▸ Work instruction
Of the lines below, copy those that hold the word "code".

Segment Start: Extracted data

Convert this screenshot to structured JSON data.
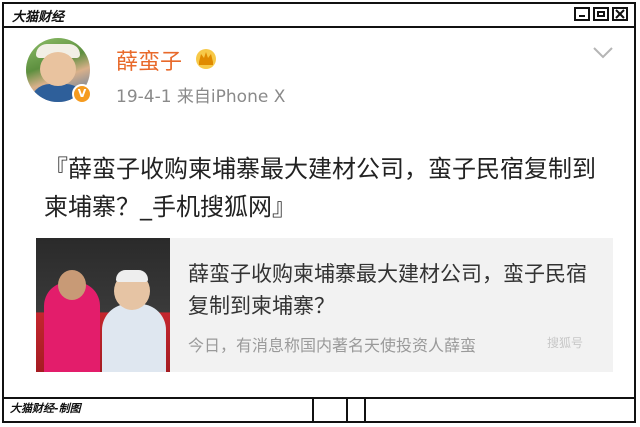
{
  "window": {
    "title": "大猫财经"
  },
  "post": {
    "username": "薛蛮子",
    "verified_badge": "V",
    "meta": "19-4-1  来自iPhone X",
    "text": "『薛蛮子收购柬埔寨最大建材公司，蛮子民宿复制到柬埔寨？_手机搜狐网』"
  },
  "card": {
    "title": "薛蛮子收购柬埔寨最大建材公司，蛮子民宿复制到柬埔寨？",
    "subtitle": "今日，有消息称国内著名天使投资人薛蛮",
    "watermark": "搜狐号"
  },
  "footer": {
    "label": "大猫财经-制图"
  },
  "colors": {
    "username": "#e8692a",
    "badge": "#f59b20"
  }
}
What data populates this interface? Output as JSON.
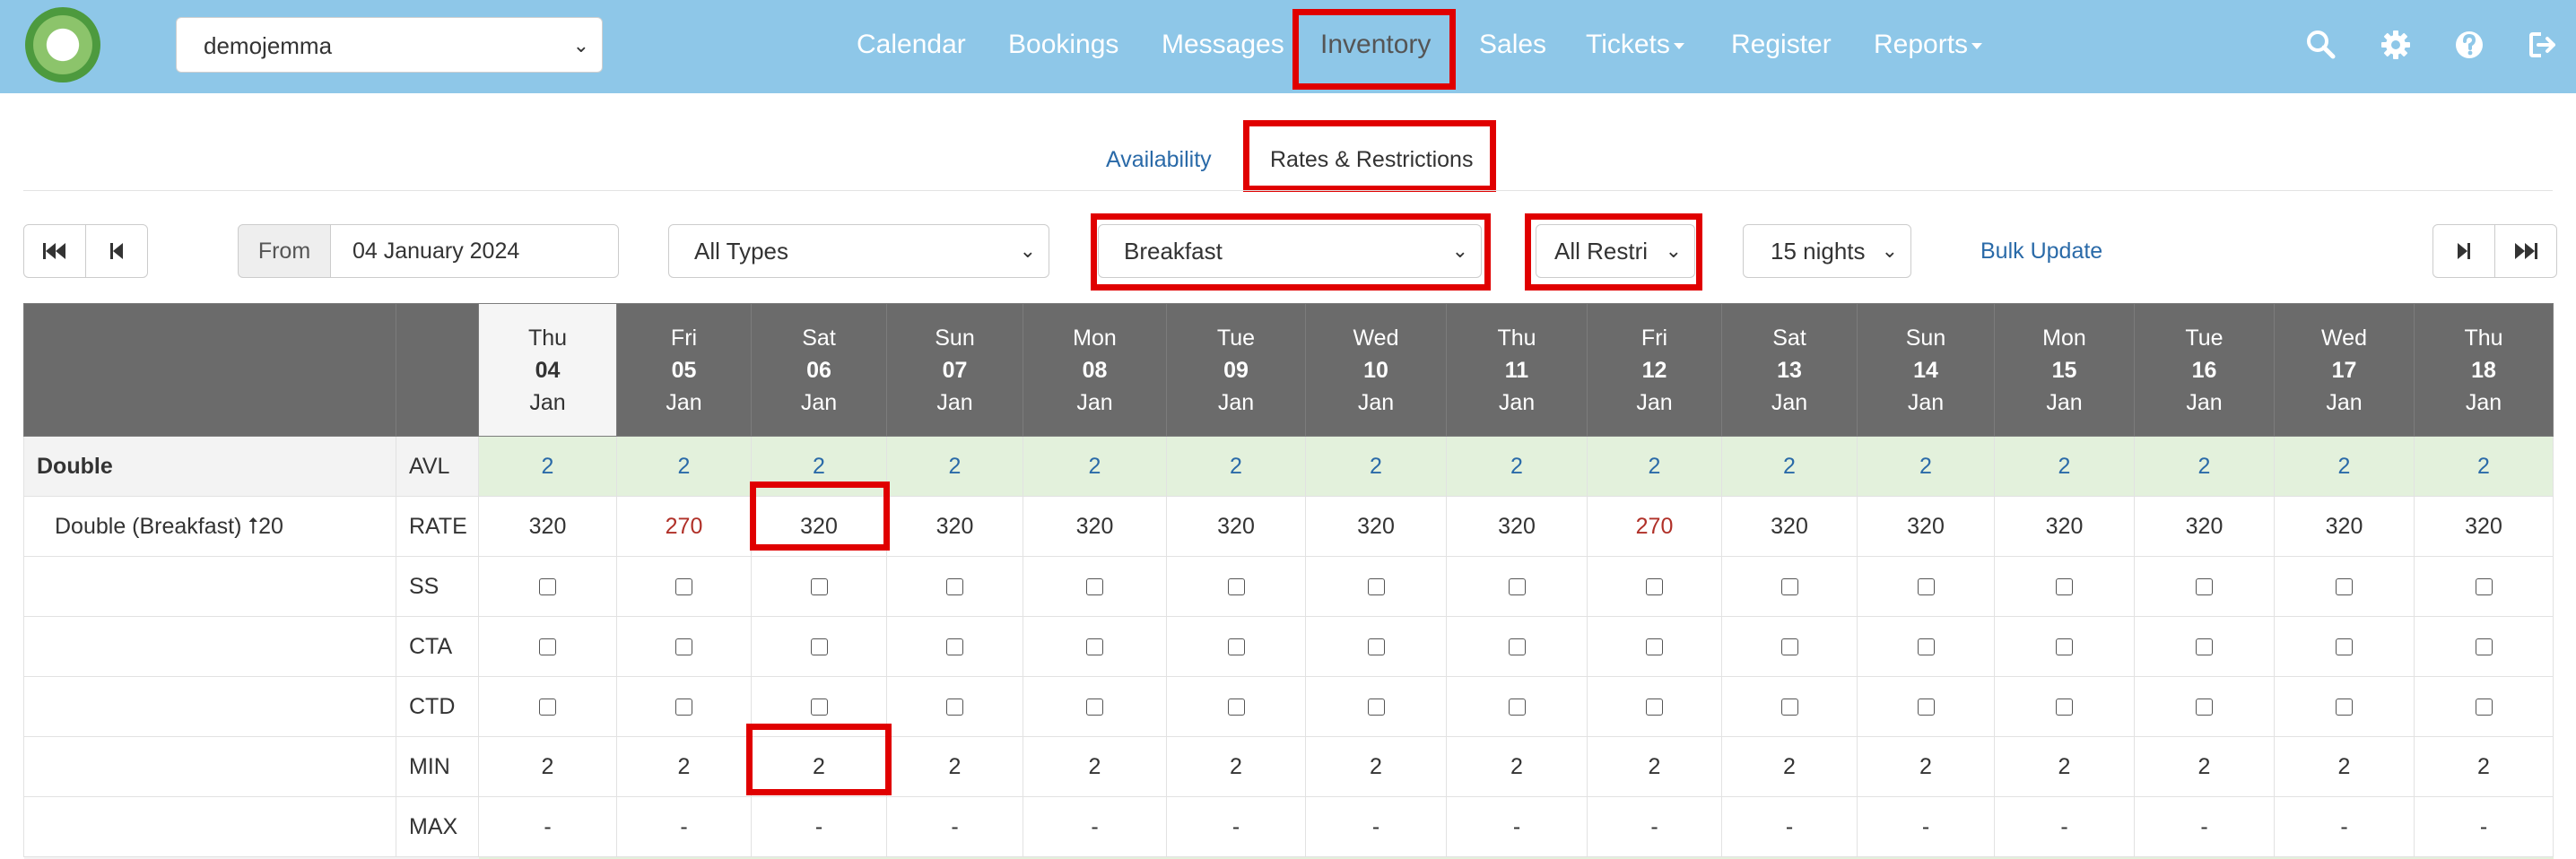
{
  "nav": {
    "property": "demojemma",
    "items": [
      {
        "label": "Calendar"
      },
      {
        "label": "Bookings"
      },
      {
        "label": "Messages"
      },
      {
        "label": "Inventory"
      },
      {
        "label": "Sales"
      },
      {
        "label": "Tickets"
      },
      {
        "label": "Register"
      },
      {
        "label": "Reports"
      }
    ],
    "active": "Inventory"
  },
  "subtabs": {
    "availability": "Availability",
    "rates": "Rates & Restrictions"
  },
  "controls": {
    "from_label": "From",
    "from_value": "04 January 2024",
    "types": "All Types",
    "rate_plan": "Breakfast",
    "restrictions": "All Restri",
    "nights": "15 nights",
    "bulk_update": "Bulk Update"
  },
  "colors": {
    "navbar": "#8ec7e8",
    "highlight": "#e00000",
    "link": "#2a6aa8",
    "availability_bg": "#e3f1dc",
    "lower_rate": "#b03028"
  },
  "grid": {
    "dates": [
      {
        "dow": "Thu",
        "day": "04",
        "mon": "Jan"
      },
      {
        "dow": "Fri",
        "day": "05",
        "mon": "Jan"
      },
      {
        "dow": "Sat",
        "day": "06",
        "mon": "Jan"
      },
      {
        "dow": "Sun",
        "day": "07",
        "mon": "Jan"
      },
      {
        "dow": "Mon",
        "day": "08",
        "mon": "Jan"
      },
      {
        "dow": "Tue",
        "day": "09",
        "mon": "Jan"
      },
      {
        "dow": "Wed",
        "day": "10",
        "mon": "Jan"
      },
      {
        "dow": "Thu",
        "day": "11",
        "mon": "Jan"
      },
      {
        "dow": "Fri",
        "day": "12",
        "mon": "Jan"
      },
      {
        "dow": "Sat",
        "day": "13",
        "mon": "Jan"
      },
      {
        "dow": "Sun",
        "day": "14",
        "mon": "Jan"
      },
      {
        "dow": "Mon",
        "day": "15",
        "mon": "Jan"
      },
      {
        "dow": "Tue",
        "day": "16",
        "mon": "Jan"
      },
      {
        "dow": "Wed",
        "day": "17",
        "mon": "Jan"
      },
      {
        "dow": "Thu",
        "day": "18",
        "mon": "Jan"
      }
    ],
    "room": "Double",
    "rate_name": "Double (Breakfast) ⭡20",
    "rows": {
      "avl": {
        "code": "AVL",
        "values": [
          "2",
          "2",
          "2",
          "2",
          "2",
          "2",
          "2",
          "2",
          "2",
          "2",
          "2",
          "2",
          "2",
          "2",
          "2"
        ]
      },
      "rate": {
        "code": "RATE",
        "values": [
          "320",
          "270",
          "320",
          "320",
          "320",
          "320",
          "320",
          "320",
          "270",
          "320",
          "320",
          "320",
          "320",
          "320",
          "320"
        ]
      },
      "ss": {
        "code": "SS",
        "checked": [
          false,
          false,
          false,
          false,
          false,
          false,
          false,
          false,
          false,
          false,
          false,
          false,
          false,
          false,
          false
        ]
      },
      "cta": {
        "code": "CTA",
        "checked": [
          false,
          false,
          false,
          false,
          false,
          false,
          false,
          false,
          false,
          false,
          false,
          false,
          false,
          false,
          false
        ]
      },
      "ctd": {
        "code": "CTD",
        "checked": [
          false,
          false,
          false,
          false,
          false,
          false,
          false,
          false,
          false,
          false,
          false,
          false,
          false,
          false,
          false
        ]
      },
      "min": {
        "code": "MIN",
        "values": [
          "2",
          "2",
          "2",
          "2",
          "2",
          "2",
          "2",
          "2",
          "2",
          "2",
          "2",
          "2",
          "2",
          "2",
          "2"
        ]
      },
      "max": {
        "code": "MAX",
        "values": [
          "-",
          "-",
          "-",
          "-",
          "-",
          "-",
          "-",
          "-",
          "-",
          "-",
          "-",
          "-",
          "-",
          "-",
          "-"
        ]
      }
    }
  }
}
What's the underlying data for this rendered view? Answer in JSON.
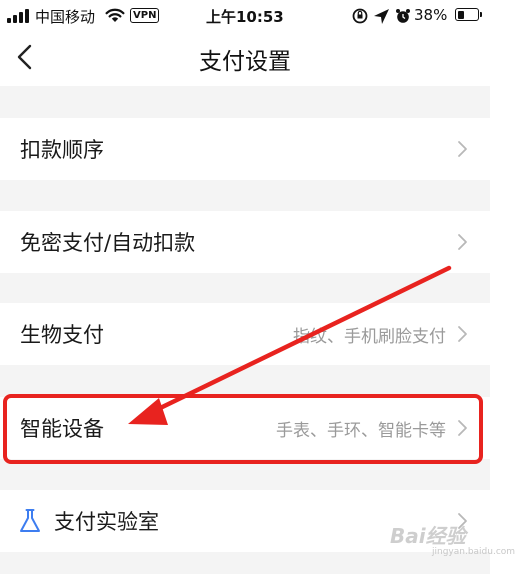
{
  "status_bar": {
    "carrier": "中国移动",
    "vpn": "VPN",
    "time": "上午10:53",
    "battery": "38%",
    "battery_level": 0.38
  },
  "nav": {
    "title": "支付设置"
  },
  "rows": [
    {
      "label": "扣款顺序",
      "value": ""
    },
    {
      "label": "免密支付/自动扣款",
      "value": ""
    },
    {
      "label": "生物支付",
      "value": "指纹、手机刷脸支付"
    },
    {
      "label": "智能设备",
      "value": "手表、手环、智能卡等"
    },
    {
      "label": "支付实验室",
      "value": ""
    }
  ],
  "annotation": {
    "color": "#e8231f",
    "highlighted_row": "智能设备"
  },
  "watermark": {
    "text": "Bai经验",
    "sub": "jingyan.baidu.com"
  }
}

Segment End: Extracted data

▸ Reply to the task
        "code": "AVL",
        "code": "RATE",
        "code": "SS",
        "code": "CTA",
        "code": "CTD",
        "code": "MIN",
        "code": "MAX",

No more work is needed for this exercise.